**INSTRUCTIONS FOR THE TASK**: Among the entries that follow, count the lines with the word "email" and report the number by itself.

** Opening EXTRACTED ENTRIES block **

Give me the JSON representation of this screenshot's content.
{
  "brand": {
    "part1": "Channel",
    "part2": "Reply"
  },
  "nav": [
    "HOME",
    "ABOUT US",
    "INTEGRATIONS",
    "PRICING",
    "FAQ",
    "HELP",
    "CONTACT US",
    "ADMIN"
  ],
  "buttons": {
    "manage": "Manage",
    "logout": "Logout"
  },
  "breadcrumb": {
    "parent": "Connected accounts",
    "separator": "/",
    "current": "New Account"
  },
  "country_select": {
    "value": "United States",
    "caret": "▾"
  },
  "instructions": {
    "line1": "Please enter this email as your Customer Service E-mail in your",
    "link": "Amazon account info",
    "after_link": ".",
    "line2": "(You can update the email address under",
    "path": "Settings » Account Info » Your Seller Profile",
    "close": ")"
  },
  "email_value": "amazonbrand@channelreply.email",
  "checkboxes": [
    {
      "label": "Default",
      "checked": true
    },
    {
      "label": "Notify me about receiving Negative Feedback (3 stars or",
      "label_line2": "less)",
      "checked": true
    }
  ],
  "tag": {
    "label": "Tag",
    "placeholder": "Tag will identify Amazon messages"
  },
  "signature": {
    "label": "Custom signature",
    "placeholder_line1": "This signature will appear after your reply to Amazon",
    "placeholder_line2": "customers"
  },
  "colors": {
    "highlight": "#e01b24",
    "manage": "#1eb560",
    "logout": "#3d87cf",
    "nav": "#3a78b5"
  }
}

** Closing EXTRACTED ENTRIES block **

**ANSWER TO THE PROBLEM**: 3